'''

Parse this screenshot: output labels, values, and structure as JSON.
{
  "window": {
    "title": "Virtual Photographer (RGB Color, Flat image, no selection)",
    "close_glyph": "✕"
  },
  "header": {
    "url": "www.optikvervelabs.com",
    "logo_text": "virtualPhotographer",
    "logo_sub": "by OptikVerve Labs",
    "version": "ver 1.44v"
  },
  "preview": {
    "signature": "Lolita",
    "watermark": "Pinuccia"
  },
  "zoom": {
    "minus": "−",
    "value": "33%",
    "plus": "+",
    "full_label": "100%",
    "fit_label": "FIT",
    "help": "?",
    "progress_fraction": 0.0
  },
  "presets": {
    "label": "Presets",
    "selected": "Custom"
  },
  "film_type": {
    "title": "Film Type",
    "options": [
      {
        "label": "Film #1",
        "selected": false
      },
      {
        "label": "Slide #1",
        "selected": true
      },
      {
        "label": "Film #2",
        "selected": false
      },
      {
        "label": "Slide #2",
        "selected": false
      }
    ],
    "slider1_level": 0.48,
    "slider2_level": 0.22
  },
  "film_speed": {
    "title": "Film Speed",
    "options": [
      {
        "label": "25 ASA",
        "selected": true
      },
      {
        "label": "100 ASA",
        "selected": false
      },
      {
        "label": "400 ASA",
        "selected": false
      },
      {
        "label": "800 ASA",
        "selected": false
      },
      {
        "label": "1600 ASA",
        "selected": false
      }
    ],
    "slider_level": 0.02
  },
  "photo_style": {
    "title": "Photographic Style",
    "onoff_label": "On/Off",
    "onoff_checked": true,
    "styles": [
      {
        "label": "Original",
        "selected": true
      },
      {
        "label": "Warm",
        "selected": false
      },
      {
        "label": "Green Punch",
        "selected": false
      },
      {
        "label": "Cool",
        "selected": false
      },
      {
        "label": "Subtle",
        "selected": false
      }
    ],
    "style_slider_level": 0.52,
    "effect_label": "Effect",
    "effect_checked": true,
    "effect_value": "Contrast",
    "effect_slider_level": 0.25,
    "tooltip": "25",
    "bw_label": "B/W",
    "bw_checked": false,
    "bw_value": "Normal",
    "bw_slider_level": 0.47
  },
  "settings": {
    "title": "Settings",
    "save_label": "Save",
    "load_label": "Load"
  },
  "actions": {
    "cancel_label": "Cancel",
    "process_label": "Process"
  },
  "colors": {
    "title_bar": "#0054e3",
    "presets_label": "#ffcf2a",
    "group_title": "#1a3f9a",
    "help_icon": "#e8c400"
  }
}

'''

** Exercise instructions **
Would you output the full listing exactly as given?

** Written response **
Parse this screenshot: output labels, values, and structure as JSON.
{
  "window": {
    "title": "Virtual Photographer (RGB Color, Flat image, no selection)",
    "close_glyph": "✕"
  },
  "header": {
    "url": "www.optikvervelabs.com",
    "logo_text": "virtualPhotographer",
    "logo_sub": "by OptikVerve Labs",
    "version": "ver 1.44v"
  },
  "preview": {
    "signature": "Lolita",
    "watermark": "Pinuccia"
  },
  "zoom": {
    "minus": "−",
    "value": "33%",
    "plus": "+",
    "full_label": "100%",
    "fit_label": "FIT",
    "help": "?",
    "progress_fraction": 0.0
  },
  "presets": {
    "label": "Presets",
    "selected": "Custom"
  },
  "film_type": {
    "title": "Film Type",
    "options": [
      {
        "label": "Film #1",
        "selected": false
      },
      {
        "label": "Slide #1",
        "selected": true
      },
      {
        "label": "Film #2",
        "selected": false
      },
      {
        "label": "Slide #2",
        "selected": false
      }
    ],
    "slider1_level": 0.48,
    "slider2_level": 0.22
  },
  "film_speed": {
    "title": "Film Speed",
    "options": [
      {
        "label": "25 ASA",
        "selected": true
      },
      {
        "label": "100 ASA",
        "selected": false
      },
      {
        "label": "400 ASA",
        "selected": false
      },
      {
        "label": "800 ASA",
        "selected": false
      },
      {
        "label": "1600 ASA",
        "selected": false
      }
    ],
    "slider_level": 0.02
  },
  "photo_style": {
    "title": "Photographic Style",
    "onoff_label": "On/Off",
    "onoff_checked": true,
    "styles": [
      {
        "label": "Original",
        "selected": true
      },
      {
        "label": "Warm",
        "selected": false
      },
      {
        "label": "Green Punch",
        "selected": false
      },
      {
        "label": "Cool",
        "selected": false
      },
      {
        "label": "Subtle",
        "selected": false
      }
    ],
    "style_slider_level": 0.52,
    "effect_label": "Effect",
    "effect_checked": true,
    "effect_value": "Contrast",
    "effect_slider_level": 0.25,
    "tooltip": "25",
    "bw_label": "B/W",
    "bw_checked": false,
    "bw_value": "Normal",
    "bw_slider_level": 0.47
  },
  "settings": {
    "title": "Settings",
    "save_label": "Save",
    "load_label": "Load"
  },
  "actions": {
    "cancel_label": "Cancel",
    "process_label": "Process"
  },
  "colors": {
    "title_bar": "#0054e3",
    "presets_label": "#ffcf2a",
    "group_title": "#1a3f9a",
    "help_icon": "#e8c400"
  }
}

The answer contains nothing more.